I learned about printing early for a simple reason: my father was a printer at a newspaper, in the days before computers. When I was a child, during the summer I would accompany him to his workplace during the day (he always worked nights)to pick up his salary check (in the days before direct deposit). It was a lot for a child to take in: huge linotype machines, long tables and below them thin, long drawers filled with metal letters -- both now likely to be found at antique shops and flea markets--and the smell of ink. I had my name etched in a piece of hot metal on most visits, courtesy of the linotype operator. I loved finding this printer paper toy in the Occupations series produced by Lion Coffee in the 1890s.

No newspaper visit was complete without a trip to the basement where the paper actually ran off the presses--I'm reminded of it whenever I see a movie that shows churning presses in the background as a headline spins into focus! This printing press cut-out ran in the Boston Sunday Globe, August 16, 1896. You can see how proud the Globe was to have the cutting edge printing technology of the era.

This newspaper paper doll circa 1940s (a friend of Tillie the Toiler, perhaps?) looks remarkably like my father as a young man just starting out as a printer for the New York Times.

Happy Father's Day to you all.

Wednesday, June 11, 2008

Kate Castleton c. 1895

It's always fascinating to come across ephemera relating to a celebrity from an earlier time. We can only imagine how Kate Castleton captured the fancy of her adoring public.

Here are Sheryl Jaeger's notes on this lovely set:
The Idol of the Fun Loving Public Kate Castleton - a folder with set of three "books" each with two dolls to punch-out with costumes. Includes 5 ½” paper doll of the 19th-century actress and costumes from various roles. Published by Forbes c1895.

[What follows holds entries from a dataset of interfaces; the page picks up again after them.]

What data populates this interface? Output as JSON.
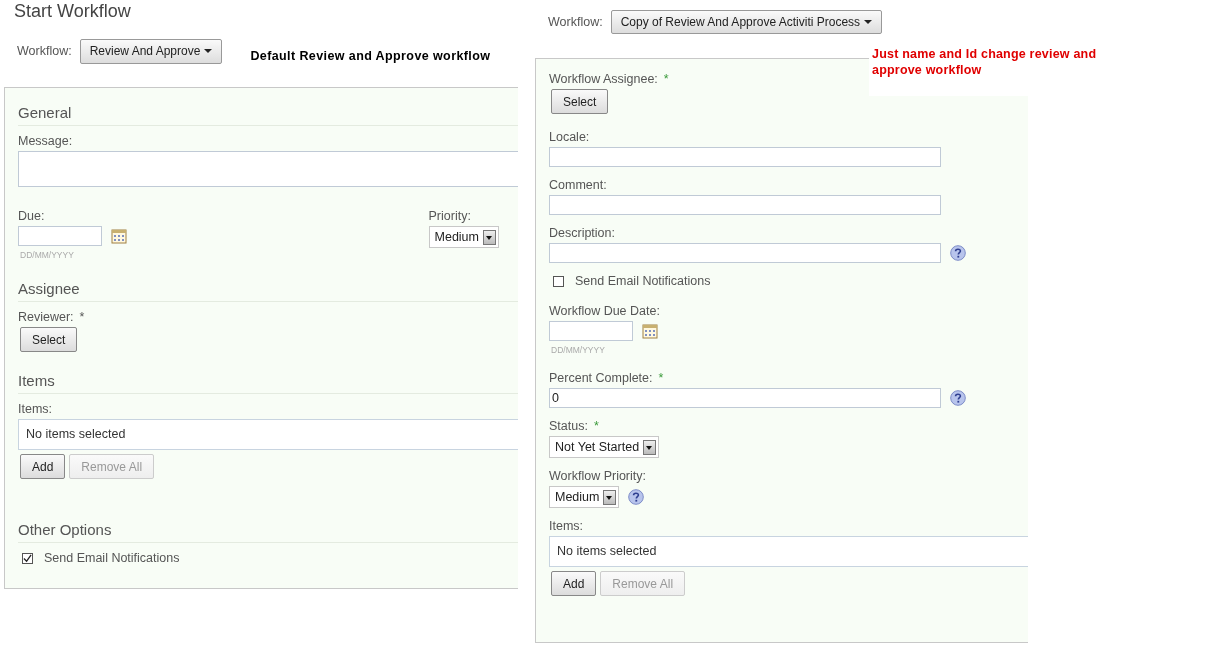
{
  "left": {
    "title": "Start Workflow",
    "workflow_label": "Workflow:",
    "workflow_button": "Review And Approve",
    "note": "Default Review and Approve workflow",
    "sections": [
      {
        "heading": "General",
        "fields": [
          {
            "kind": "textarea",
            "label": "Message:"
          },
          {
            "kind": "row",
            "fields": [
              {
                "kind": "date",
                "label": "Due:",
                "hint": "DD/MM/YYYY"
              },
              {
                "kind": "select",
                "label": "Priority:",
                "value": "Medium"
              }
            ]
          }
        ]
      },
      {
        "heading": "Assignee",
        "fields": [
          {
            "kind": "picker",
            "label": "Reviewer:",
            "required_mark": "*",
            "button": "Select"
          }
        ]
      },
      {
        "heading": "Items",
        "fields": [
          {
            "kind": "items",
            "label": "Items:",
            "value": "No items selected",
            "buttons": [
              {
                "label": "Add",
                "disabled": false
              },
              {
                "label": "Remove All",
                "disabled": true
              }
            ]
          }
        ]
      },
      {
        "heading": "Other Options",
        "fields": [
          {
            "kind": "checkbox",
            "label": "Send Email Notifications",
            "checked": true
          }
        ]
      }
    ]
  },
  "right": {
    "workflow_label": "Workflow:",
    "workflow_button": "Copy of Review And Approve Activiti Process",
    "annotation": "Just name and Id change review and approve workflow",
    "fields": [
      {
        "kind": "picker",
        "label": "Workflow Assignee:",
        "required_mark": "*",
        "button": "Select"
      },
      {
        "kind": "text",
        "label": "Locale:"
      },
      {
        "kind": "text",
        "label": "Comment:"
      },
      {
        "kind": "text",
        "label": "Description:",
        "help": true
      },
      {
        "kind": "checkbox",
        "label": "Send Email Notifications",
        "checked": false
      },
      {
        "kind": "date",
        "label": "Workflow Due Date:",
        "hint": "DD/MM/YYYY"
      },
      {
        "kind": "text",
        "label": "Percent Complete:",
        "required_mark": "*",
        "value": "0",
        "help": true
      },
      {
        "kind": "select",
        "label": "Status:",
        "required_mark": "*",
        "value": "Not Yet Started"
      },
      {
        "kind": "select",
        "label": "Workflow Priority:",
        "value": "Medium",
        "help": true
      },
      {
        "kind": "items",
        "label": "Items:",
        "value": "No items selected",
        "buttons": [
          {
            "label": "Add",
            "disabled": false
          },
          {
            "label": "Remove All",
            "disabled": true
          }
        ]
      }
    ]
  }
}
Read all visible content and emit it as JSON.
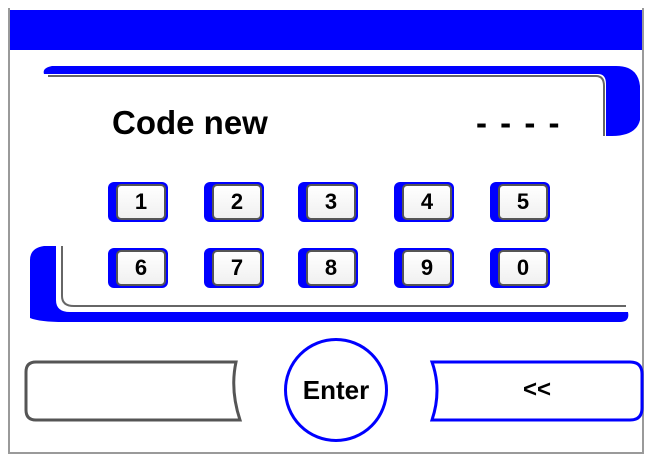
{
  "header": {
    "color": "#0000ff"
  },
  "display": {
    "label": "Code new",
    "code_value": "- - - -"
  },
  "keypad": {
    "keys": [
      "1",
      "2",
      "3",
      "4",
      "5",
      "6",
      "7",
      "8",
      "9",
      "0"
    ]
  },
  "actions": {
    "left_label": "",
    "enter_label": "Enter",
    "back_label": "<<"
  },
  "colors": {
    "accent": "#0000ff",
    "outline": "#555555"
  }
}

Tuesday, June 10, 2008

Liesel c. 1890s

Another rare beauty from the Sheryl Jaeger archive:
Liesel und Sein Schwesterchen – a German boxed set including a 9 ½” embossed die-cut paper doll with easel back with Tuck-style neck and two costumes and hats. Original set included two dolls. Model number 59208 and WH initials. c1890s.

Sunday, June 8, 2008

Nouvelles Poupees a habiller c. 1910

More from the Sheryl Jaeger photo archive:

Nouvelle Poupees a habiller – A boxed set with cover litho depicting a young boy and girl in refined clothing and titled in both French and Dutch. Set contains 5 ½” and 6 ½” paper dolls with costumes and accessories.

Clothes are attached to a tab on the doll’s chest. Marked JSM NO. 122. c. 1910.

Friday, June 6, 2008

The Artists Gallery: Gregg Nystrom

Kay Francis, Lana Turner and Ann Miller up top; below, Rita Hayworth. I've featured Gregg's work a few months ago on this blog, and it's wonderful to see his latest paper dolls, which will be on display and for sale at the convention. His likenesses of the stars are excellent.

Tuesday, June 3, 2008

Dover Publications

Dover, which publishes Tom Tierney, Brenda Sneathen Mattox and other paper doll artists, is partly sponsoring our opening reception at the Embassy Suites in Piscataway, NJ on Wednesday, August 6. Let's hope Dover's participation becomes a convention tradition.

Please let Dover know you appreciate their involvement in the 2008 Paper Doll Convention -- the best way to do that is to go to the Dover web site and purchase a few items. Drop them a line of appreciation with your order.

And while you're at it, let them know you hope they won't cutback on their paper dolls.

The Sue Shanahan doll is taken from a free sampler that Dover has posted on their web site. You can also sign up for regular samplers delivered to you e-mail.

Monday, June 2, 2008

The Artists Gallery: Pat Corte Rooney

The convention is one of the best places to see contemporary paper doll art. This year, the Artists Gallery, organized by Sylvia Kleindinst and Diana Eufrasio Vining, will be held on two evenings: during our Wednesday, August 6th opening reception at 7 p.m. and Thursday, August 7th at 7 p.m. Come view today's paper doll artists, and then look for their work in the sales room on Saturday.

Pat Corte Rooney, who will be in the gallery and sales room, has had her work published in the UFDC Doll News recently. Above: a paper doll she made based on an Edith Flack Ackley pattern.

If you are a paper doll artist who will be participating in the gallery, e-mail a jpeg of your work to me, and I'll post it on the blog.